+++ DATASET CONTENT +++
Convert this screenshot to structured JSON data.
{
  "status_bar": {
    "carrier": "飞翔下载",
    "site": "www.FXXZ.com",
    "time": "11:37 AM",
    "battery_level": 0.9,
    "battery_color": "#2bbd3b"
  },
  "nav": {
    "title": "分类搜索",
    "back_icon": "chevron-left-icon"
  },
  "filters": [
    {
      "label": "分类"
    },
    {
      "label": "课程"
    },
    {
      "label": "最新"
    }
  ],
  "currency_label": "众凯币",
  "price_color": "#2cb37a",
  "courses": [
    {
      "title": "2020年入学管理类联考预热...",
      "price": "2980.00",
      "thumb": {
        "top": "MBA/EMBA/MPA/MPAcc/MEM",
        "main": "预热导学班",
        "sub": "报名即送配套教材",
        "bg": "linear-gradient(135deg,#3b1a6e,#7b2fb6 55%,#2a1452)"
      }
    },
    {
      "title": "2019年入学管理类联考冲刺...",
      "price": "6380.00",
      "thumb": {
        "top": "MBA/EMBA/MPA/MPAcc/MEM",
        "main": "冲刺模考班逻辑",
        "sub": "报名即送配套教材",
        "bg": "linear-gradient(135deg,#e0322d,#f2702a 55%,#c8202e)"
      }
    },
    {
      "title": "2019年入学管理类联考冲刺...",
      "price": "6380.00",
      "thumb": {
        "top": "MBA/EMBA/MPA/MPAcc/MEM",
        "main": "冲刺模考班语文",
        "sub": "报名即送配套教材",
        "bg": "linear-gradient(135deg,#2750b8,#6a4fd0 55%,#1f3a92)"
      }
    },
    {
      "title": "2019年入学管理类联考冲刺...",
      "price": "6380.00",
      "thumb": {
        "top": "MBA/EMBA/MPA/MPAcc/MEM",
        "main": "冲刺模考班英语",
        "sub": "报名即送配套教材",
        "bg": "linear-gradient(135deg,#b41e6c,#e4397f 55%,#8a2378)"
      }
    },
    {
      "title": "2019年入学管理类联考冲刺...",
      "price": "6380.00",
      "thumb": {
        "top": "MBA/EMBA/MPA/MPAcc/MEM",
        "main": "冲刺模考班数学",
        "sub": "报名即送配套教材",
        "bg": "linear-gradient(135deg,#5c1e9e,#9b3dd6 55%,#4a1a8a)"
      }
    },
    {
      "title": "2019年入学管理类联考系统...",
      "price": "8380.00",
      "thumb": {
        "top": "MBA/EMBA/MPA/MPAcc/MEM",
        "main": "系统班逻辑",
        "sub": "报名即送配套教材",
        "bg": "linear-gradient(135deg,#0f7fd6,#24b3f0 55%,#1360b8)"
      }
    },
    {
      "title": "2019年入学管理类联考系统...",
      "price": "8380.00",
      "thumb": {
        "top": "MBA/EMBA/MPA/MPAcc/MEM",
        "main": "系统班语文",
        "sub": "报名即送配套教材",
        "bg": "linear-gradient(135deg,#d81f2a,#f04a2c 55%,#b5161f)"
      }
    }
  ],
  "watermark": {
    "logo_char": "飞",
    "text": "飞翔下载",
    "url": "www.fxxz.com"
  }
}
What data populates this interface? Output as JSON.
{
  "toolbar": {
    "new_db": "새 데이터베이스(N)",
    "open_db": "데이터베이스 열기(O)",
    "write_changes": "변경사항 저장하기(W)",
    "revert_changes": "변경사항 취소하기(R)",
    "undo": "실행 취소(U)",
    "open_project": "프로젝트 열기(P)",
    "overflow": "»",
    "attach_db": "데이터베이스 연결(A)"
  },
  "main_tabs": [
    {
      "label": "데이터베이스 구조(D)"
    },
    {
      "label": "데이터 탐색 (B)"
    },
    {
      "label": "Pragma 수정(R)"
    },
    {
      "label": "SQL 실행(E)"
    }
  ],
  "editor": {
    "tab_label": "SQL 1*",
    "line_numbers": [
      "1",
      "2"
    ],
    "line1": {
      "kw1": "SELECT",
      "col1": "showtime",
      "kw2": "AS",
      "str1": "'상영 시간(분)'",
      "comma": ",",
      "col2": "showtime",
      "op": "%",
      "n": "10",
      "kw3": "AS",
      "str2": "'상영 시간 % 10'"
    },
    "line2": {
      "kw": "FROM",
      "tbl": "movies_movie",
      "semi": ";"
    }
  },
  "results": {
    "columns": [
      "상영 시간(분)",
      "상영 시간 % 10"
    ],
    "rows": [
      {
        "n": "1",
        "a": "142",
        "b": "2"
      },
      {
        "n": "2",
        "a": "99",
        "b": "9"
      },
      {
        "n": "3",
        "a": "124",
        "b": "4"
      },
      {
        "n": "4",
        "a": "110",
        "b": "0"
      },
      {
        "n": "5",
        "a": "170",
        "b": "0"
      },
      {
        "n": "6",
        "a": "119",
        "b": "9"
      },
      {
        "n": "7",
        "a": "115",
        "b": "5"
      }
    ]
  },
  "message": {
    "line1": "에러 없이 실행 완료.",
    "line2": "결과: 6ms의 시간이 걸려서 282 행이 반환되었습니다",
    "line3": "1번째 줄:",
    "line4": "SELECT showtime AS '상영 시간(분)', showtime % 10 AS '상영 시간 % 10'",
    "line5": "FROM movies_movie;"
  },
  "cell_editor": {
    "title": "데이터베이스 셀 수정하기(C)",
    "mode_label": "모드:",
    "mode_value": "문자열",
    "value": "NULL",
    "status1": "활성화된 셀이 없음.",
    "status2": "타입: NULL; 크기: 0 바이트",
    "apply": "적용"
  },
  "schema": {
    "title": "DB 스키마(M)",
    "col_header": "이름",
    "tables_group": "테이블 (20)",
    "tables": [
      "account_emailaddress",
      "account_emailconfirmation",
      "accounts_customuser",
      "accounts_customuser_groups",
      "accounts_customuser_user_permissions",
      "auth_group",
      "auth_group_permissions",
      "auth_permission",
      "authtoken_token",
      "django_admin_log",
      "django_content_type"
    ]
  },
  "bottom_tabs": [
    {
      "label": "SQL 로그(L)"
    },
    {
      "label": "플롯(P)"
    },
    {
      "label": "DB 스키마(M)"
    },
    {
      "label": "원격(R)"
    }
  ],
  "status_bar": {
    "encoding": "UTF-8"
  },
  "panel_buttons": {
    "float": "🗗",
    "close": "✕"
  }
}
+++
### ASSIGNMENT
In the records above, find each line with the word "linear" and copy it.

### ANSWER TO THIS PROBLEM
        "bg": "linear-gradient(135deg,#3b1a6e,#7b2fb6 55%,#2a1452)"
        "bg": "linear-gradient(135deg,#e0322d,#f2702a 55%,#c8202e)"
        "bg": "linear-gradient(135deg,#2750b8,#6a4fd0 55%,#1f3a92)"
        "bg": "linear-gradient(135deg,#b41e6c,#e4397f 55%,#8a2378)"
        "bg": "linear-gradient(135deg,#5c1e9e,#9b3dd6 55%,#4a1a8a)"
        "bg": "linear-gradient(135deg,#0f7fd6,#24b3f0 55%,#1360b8)"
        "bg": "linear-gradient(135deg,#d81f2a,#f04a2c 55%,#b5161f)"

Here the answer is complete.